Not in my experience.
Student or Learner
Is the 't' silent when pronouncing 'wetland'?
Not in my experience.
thanks a lot.
How about the following 't's?
It really depends what dialect you're speaking.
In standard Oxford English, for example, the "t" is pronounced, but often not released (as BobK describes) in the words you cite. In many British dialects, such as Cockney, it is replaced with a glottal stop: the airflow is cut off at the back of the throat.
In many British dialects, the combination "tl" (as in "butler" or "bottle") is often pronounced as a click sound for which we have no separate letter, similar to (but not exactly like) the kind of lateral click which is a feature of some African languages, like Xhosa. It sounds a bit like a mixture of "k" and "l", and indeed small children learning to speak are apt to say "bockle" for "bottle".
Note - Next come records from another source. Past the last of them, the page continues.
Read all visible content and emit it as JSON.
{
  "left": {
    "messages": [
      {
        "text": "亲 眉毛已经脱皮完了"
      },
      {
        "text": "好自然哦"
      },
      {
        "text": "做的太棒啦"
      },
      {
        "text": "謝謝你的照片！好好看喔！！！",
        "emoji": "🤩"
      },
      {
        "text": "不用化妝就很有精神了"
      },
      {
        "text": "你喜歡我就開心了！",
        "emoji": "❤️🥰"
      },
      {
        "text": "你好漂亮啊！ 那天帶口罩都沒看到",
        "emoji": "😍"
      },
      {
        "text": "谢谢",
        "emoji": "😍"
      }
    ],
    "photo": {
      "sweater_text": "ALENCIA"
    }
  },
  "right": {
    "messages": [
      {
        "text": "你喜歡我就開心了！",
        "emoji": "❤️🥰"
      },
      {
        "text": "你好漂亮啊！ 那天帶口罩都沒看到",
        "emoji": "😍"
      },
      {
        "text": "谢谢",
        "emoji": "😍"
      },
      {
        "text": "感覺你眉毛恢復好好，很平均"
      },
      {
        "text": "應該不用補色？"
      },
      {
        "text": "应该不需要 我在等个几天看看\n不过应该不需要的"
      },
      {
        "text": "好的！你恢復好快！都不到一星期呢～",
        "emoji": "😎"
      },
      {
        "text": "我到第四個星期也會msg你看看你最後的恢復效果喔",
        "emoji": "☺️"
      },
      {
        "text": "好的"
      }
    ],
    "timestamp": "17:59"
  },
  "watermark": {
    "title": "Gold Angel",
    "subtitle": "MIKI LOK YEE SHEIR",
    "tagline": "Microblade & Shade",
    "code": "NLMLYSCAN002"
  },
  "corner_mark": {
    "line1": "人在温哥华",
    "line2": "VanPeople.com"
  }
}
In old-fashioned BBC English, the "t" was enunciated and released very, very carefully. BBC English was used on the radio in the days when reception was often very poor, and so a deliberately over-careful pronunciation helped listeners decipher what was being said against a background of pops, whistles and interference.
Nowadays we oldies have to contend with background music - time to start retraining announcers?
How about 'next day'? Does 't' pronounce with 'day'?
The t is pronounced both in next and in next day. (At least, where I am from it is.)
Then how about 'next station'?
Does 't' go with 'st'?
I've got a question about assimilation. Wouldn't it take place in a phrase like 'next day'? I mean assimilation of /t/ with /d/? Also in the example from Peter123's question ('next station'), shouldn't elision and assimilation take place? Not so much time ago, I was said by my teacher of phonetics that in such a case ('next station') /t/ from the word 'next' would disappear and remaining /s/ would assimilate with the initial /s/ from the word 'station.' In my way of thinking it would go like that: /'nekst 'steiʃn/ --> /'neks 'steiʃn/ --> /,nek'steiʃn/ --> /nək'steiʃn/ (in fast speech). What do you think about that? Comments from other member are welcomed as well.
Last edited by seba_870701; 10-Feb-2008 at 17:09. Reason: I added something..